“What if?” Those powerful little words drive the imagination of writers, researchers, scientists, explorers, deep thinkers. What if we could put a man on the moon? What if I could paint that? What if polio could be eradicated by a vaccine? What if nobody had wondered these things?

A couple of weeks ago I escaped to the southern end of Brewster County to answer a question burning my brain: what if a trip to where my writing life started would refill the well? In an earlier column, I spoke of swinging as a metaphor for being carefree, doing nothing, enjoying life. I set out to do that.

If you’ve ever driven down the main road of Terlingua Ranch, you know that when you begin, the Chisos Mountains are on the right side. You see them as you come down Highway 118. The Christmas Mountains stand in front of them but don’t block the view until you get close. By the time you turn left into the ranch, the Christmas Mountains dominate the skyline. But you know the Chisos are still there, right? They are, but…

The road winds and twists so subtly that by the time you near the Ranch Headquarters it’s a surprise to see the Chisos standing on the left-hand side of the view. The mountainous terrain opens up for seconds and—ta-da! We now present the Chisos! On the wrong side of the road. How can that be? Oh, it’s been explained to me a thousand times, but it’s a phenomenon that never fails to delight. I’m like a little kid who knows who Santa Claus is but still gets swept up by the enchantment of Christmas morning.

I know the surprise is coming but as I draw closer, I can hardly wait for it. A powerful feeling of awe comes over me because, you see, they are not just on the wrong side of the road, they are close. Because of the ever-changing position of the sun, the clouds, atmospheric conditions, and their own magic, they are always different. Every. Single. Time.

To test my theory, I turned my truck around to go back a few miles and drive by them again. I got distracted by an empty spot of land where there is a superb view of the Corazones. I parked and studied the ultra-rugged nature of them for five full minutes, challenging myself to describe those two natural wonders without using the words awe-inspiring, towering, rough, wild, rugged, jagged, twisted, rocky, tortured…you get the drift. I failed. All of those words fit and yet no words do them justice.

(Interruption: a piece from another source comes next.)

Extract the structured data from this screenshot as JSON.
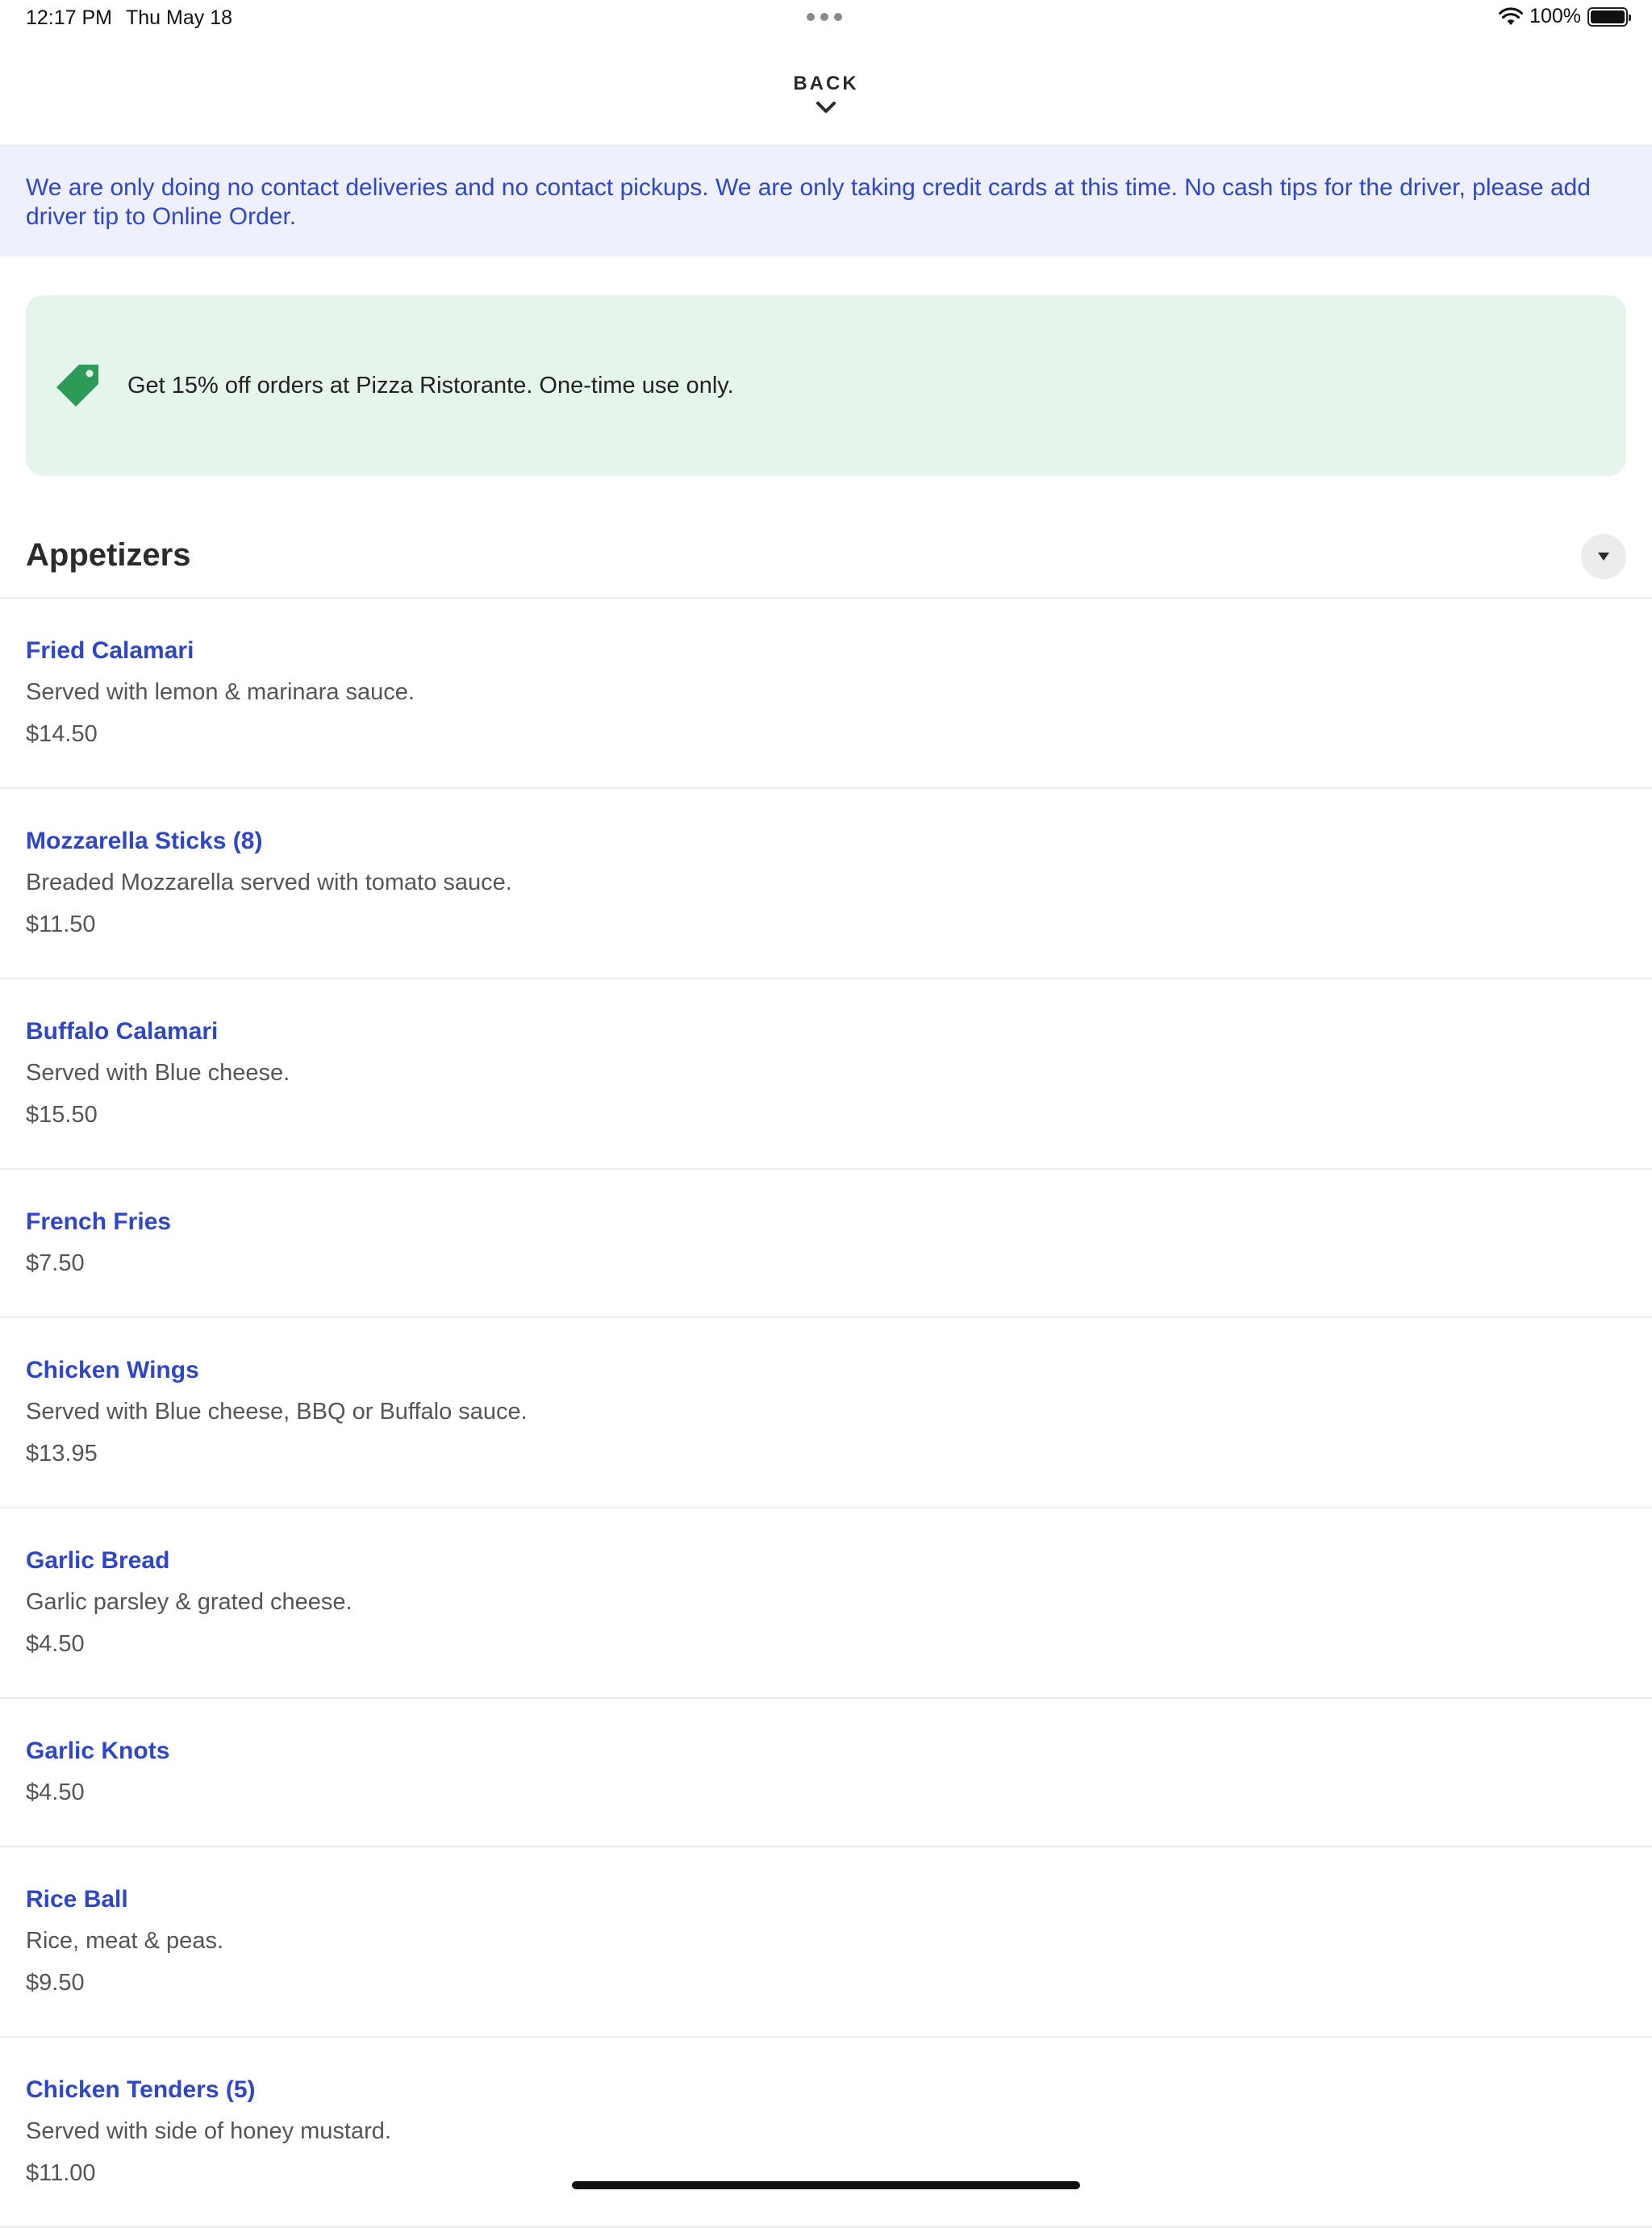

My friend was expecting me so I soldiered on, back to my Chisos Mountains experiment. Do I need to say that by the second time, ten minutes later, everything had changed? Clouds had come in from the south and were sagging over the Basin. Croton Peak had crept closer to the ranch. It was spotlighted for seconds and then the light moved on to a smaller mountain whose name I don’t know. I think of it as Beautiful Little Mountain. The entire Big Bend area of southwest Texas is full of them.

My friend and her wildly excited dogs welcomed me warmly. Her cats remained aloof and greeted me in their own time on their terms, except for the aptly-named Love Kitty. She had announcements to make about my arrival but she seemed positive overall. Maybe that was because I’d brought Emmylou, the singing kitty, back home.

I breathed in the peace that dominates my friend’s world and soaked up the scenery that always stirs my soul. I wrote and wrote and wrote. Every morning, from a comfortable bed, I watched dawn come to Big Bend National Park. Sometimes it would sneak in on quiet feet; other times it blasted in, showing off and splashing colors around. Every time it was beautiful.

I spent a full week mountain-gawking, thunderstorm-watching, laughing and talking, being quiet, porch-sitting, writing, and sleeping well. Like the little kitty Emmylou, I had come home.